**EXCERPTED DATA**
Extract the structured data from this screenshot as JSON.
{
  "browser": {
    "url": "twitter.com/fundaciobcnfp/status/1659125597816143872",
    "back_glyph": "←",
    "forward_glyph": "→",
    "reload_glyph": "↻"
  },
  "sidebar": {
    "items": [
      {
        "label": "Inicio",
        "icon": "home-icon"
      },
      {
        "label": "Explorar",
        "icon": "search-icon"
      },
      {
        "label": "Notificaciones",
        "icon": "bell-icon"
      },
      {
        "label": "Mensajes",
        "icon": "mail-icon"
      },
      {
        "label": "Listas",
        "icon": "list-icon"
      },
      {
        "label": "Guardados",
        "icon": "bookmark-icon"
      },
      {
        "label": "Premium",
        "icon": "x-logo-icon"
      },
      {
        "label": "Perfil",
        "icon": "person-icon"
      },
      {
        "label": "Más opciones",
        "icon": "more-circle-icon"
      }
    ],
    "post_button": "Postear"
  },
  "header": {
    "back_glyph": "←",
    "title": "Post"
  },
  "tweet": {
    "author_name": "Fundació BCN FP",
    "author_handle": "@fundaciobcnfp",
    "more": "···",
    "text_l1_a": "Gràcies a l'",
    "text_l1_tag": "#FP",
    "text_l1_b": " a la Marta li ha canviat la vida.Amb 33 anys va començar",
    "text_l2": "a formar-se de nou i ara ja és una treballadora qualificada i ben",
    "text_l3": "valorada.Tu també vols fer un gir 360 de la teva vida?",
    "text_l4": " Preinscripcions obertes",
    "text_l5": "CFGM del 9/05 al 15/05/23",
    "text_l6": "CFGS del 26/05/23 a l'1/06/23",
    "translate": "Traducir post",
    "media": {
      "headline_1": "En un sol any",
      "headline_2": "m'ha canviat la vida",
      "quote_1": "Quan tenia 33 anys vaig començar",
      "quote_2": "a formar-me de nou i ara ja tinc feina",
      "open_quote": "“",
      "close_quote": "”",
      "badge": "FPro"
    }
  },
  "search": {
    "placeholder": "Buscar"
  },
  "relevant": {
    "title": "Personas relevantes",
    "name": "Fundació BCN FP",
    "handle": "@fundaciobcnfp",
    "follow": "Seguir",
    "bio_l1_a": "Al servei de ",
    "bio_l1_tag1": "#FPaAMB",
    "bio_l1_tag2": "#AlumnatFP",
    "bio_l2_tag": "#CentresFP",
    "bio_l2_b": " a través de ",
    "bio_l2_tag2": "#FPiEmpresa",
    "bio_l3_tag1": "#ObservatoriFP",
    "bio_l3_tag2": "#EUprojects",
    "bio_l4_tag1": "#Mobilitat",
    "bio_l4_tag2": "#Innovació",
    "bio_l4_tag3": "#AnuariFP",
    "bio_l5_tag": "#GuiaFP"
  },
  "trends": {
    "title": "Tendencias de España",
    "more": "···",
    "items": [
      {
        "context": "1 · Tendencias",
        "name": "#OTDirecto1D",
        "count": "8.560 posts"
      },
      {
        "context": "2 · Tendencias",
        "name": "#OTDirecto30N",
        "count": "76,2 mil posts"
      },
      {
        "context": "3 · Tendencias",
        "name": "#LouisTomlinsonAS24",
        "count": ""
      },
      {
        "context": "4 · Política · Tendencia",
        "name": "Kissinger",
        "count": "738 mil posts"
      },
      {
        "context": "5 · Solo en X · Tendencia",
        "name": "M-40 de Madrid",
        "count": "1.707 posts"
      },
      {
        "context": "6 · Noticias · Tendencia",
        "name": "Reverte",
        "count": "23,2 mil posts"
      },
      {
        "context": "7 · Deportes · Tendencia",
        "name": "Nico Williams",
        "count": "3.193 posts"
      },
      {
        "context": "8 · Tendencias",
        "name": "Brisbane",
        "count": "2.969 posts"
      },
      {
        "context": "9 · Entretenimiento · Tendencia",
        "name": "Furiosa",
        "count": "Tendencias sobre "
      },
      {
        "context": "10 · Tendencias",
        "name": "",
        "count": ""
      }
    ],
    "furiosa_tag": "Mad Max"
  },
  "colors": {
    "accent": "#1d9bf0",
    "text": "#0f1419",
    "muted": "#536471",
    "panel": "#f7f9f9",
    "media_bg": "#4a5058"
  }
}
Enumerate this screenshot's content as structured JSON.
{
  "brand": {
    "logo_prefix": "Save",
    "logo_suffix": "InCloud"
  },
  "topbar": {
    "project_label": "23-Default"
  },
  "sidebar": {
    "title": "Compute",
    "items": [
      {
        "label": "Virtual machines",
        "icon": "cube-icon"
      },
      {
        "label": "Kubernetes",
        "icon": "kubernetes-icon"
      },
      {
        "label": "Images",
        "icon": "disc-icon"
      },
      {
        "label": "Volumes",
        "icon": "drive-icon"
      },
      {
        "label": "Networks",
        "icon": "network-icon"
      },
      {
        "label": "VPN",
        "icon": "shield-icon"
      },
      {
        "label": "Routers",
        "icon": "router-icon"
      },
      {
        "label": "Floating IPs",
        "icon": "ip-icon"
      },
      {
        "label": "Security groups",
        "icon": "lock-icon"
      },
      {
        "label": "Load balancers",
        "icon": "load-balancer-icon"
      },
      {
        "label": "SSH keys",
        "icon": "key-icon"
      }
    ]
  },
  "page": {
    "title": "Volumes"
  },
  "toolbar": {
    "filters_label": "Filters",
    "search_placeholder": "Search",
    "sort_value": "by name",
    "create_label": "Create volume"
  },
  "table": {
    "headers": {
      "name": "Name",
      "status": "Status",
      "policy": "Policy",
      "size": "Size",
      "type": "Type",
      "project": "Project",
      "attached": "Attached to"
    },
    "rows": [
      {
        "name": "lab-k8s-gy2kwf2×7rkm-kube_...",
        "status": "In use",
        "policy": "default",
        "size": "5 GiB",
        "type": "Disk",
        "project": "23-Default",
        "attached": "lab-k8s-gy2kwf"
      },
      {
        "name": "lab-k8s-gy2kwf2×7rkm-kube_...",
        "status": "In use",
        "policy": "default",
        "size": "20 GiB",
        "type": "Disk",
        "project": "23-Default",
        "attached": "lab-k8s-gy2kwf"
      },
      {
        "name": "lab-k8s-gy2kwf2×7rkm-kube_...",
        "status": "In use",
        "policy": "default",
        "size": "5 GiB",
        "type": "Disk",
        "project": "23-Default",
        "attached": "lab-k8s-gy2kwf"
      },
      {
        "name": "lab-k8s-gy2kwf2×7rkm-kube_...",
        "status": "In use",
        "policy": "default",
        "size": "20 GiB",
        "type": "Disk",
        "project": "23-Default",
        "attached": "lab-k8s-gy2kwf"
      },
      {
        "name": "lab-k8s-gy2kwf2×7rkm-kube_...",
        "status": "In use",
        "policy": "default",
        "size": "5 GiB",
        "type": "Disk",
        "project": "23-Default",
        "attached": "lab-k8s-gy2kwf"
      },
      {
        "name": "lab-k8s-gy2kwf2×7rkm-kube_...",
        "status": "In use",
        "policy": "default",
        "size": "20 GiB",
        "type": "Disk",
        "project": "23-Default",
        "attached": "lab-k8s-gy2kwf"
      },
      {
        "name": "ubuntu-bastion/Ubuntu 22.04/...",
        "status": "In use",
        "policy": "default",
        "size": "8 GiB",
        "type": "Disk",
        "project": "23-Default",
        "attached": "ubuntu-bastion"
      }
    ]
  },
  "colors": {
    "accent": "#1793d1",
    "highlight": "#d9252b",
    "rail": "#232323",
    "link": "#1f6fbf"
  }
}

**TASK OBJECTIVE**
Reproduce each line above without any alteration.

**ANSWER SECTION**
Extract the structured data from this screenshot as JSON.
{
  "browser": {
    "url": "twitter.com/fundaciobcnfp/status/1659125597816143872",
    "back_glyph": "←",
    "forward_glyph": "→",
    "reload_glyph": "↻"
  },
  "sidebar": {
    "items": [
      {
        "label": "Inicio",
        "icon": "home-icon"
      },
      {
        "label": "Explorar",
        "icon": "search-icon"
      },
      {
        "label": "Notificaciones",
        "icon": "bell-icon"
      },
      {
        "label": "Mensajes",
        "icon": "mail-icon"
      },
      {
        "label": "Listas",
        "icon": "list-icon"
      },
      {
        "label": "Guardados",
        "icon": "bookmark-icon"
      },
      {
        "label": "Premium",
        "icon": "x-logo-icon"
      },
      {
        "label": "Perfil",
        "icon": "person-icon"
      },
      {
        "label": "Más opciones",
        "icon": "more-circle-icon"
      }
    ],
    "post_button": "Postear"
  },
  "header": {
    "back_glyph": "←",
    "title": "Post"
  },
  "tweet": {
    "author_name": "Fundació BCN FP",
    "author_handle": "@fundaciobcnfp",
    "more": "···",
    "text_l1_a": "Gràcies a l'",
    "text_l1_tag": "#FP",
    "text_l1_b": " a la Marta li ha canviat la vida.Amb 33 anys va començar",
    "text_l2": "a formar-se de nou i ara ja és una treballadora qualificada i ben",
    "text_l3": "valorada.Tu també vols fer un gir 360 de la teva vida?",
    "text_l4": " Preinscripcions obertes",
    "text_l5": "CFGM del 9/05 al 15/05/23",
    "text_l6": "CFGS del 26/05/23 a l'1/06/23",
    "translate": "Traducir post",
    "media": {
      "headline_1": "En un sol any",
      "headline_2": "m'ha canviat la vida",
      "quote_1": "Quan tenia 33 anys vaig començar",
      "quote_2": "a formar-me de nou i ara ja tinc feina",
      "open_quote": "“",
      "close_quote": "”",
      "badge": "FPro"
    }
  },
  "search": {
    "placeholder": "Buscar"
  },
  "relevant": {
    "title": "Personas relevantes",
    "name": "Fundació BCN FP",
    "handle": "@fundaciobcnfp",
    "follow": "Seguir",
    "bio_l1_a": "Al servei de ",
    "bio_l1_tag1": "#FPaAMB",
    "bio_l1_tag2": "#AlumnatFP",
    "bio_l2_tag": "#CentresFP",
    "bio_l2_b": " a través de ",
    "bio_l2_tag2": "#FPiEmpresa",
    "bio_l3_tag1": "#ObservatoriFP",
    "bio_l3_tag2": "#EUprojects",
    "bio_l4_tag1": "#Mobilitat",
    "bio_l4_tag2": "#Innovació",
    "bio_l4_tag3": "#AnuariFP",
    "bio_l5_tag": "#GuiaFP"
  },
  "trends": {
    "title": "Tendencias de España",
    "more": "···",
    "items": [
      {
        "context": "1 · Tendencias",
        "name": "#OTDirecto1D",
        "count": "8.560 posts"
      },
      {
        "context": "2 · Tendencias",
        "name": "#OTDirecto30N",
        "count": "76,2 mil posts"
      },
      {
        "context": "3 · Tendencias",
        "name": "#LouisTomlinsonAS24",
        "count": ""
      },
      {
        "context": "4 · Política · Tendencia",
        "name": "Kissinger",
        "count": "738 mil posts"
      },
      {
        "context": "5 · Solo en X · Tendencia",
        "name": "M-40 de Madrid",
        "count": "1.707 posts"
      },
      {
        "context": "6 · Noticias · Tendencia",
        "name": "Reverte",
        "count": "23,2 mil posts"
      },
      {
        "context": "7 · Deportes · Tendencia",
        "name": "Nico Williams",
        "count": "3.193 posts"
      },
      {
        "context": "8 · Tendencias",
        "name": "Brisbane",
        "count": "2.969 posts"
      },
      {
        "context": "9 · Entretenimiento · Tendencia",
        "name": "Furiosa",
        "count": "Tendencias sobre "
      },
      {
        "context": "10 · Tendencias",
        "name": "",
        "count": ""
      }
    ],
    "furiosa_tag": "Mad Max"
  },
  "colors": {
    "accent": "#1d9bf0",
    "text": "#0f1419",
    "muted": "#536471",
    "panel": "#f7f9f9",
    "media_bg": "#4a5058"
  }
}
Enumerate this screenshot's content as structured JSON.
{
  "brand": {
    "logo_prefix": "Save",
    "logo_suffix": "InCloud"
  },
  "topbar": {
    "project_label": "23-Default"
  },
  "sidebar": {
    "title": "Compute",
    "items": [
      {
        "label": "Virtual machines",
        "icon": "cube-icon"
      },
      {
        "label": "Kubernetes",
        "icon": "kubernetes-icon"
      },
      {
        "label": "Images",
        "icon": "disc-icon"
      },
      {
        "label": "Volumes",
        "icon": "drive-icon"
      },
      {
        "label": "Networks",
        "icon": "network-icon"
      },
      {
        "label": "VPN",
        "icon": "shield-icon"
      },
      {
        "label": "Routers",
        "icon": "router-icon"
      },
      {
        "label": "Floating IPs",
        "icon": "ip-icon"
      },
      {
        "label": "Security groups",
        "icon": "lock-icon"
      },
      {
        "label": "Load balancers",
        "icon": "load-balancer-icon"
      },
      {
        "label": "SSH keys",
        "icon": "key-icon"
      }
    ]
  },
  "page": {
    "title": "Volumes"
  },
  "toolbar": {
    "filters_label": "Filters",
    "search_placeholder": "Search",
    "sort_value": "by name",
    "create_label": "Create volume"
  },
  "table": {
    "headers": {
      "name": "Name",
      "status": "Status",
      "policy": "Policy",
      "size": "Size",
      "type": "Type",
      "project": "Project",
      "attached": "Attached to"
    },
    "rows": [
      {
        "name": "lab-k8s-gy2kwf2×7rkm-kube_...",
        "status": "In use",
        "policy": "default",
        "size": "5 GiB",
        "type": "Disk",
        "project": "23-Default",
        "attached": "lab-k8s-gy2kwf"
      },
      {
        "name": "lab-k8s-gy2kwf2×7rkm-kube_...",
        "status": "In use",
        "policy": "default",
        "size": "20 GiB",
        "type": "Disk",
        "project": "23-Default",
        "attached": "lab-k8s-gy2kwf"
      },
      {
        "name": "lab-k8s-gy2kwf2×7rkm-kube_...",
        "status": "In use",
        "policy": "default",
        "size": "5 GiB",
        "type": "Disk",
        "project": "23-Default",
        "attached": "lab-k8s-gy2kwf"
      },
      {
        "name": "lab-k8s-gy2kwf2×7rkm-kube_...",
        "status": "In use",
        "policy": "default",
        "size": "20 GiB",
        "type": "Disk",
        "project": "23-Default",
        "attached": "lab-k8s-gy2kwf"
      },
      {
        "name": "lab-k8s-gy2kwf2×7rkm-kube_...",
        "status": "In use",
        "policy": "default",
        "size": "5 GiB",
        "type": "Disk",
        "project": "23-Default",
        "attached": "lab-k8s-gy2kwf"
      },
      {
        "name": "lab-k8s-gy2kwf2×7rkm-kube_...",
        "status": "In use",
        "policy": "default",
        "size": "20 GiB",
        "type": "Disk",
        "project": "23-Default",
        "attached": "lab-k8s-gy2kwf"
      },
      {
        "name": "ubuntu-bastion/Ubuntu 22.04/...",
        "status": "In use",
        "policy": "default",
        "size": "8 GiB",
        "type": "Disk",
        "project": "23-Default",
        "attached": "ubuntu-bastion"
      }
    ]
  },
  "colors": {
    "accent": "#1793d1",
    "highlight": "#d9252b",
    "rail": "#232323",
    "link": "#1f6fbf"
  }
}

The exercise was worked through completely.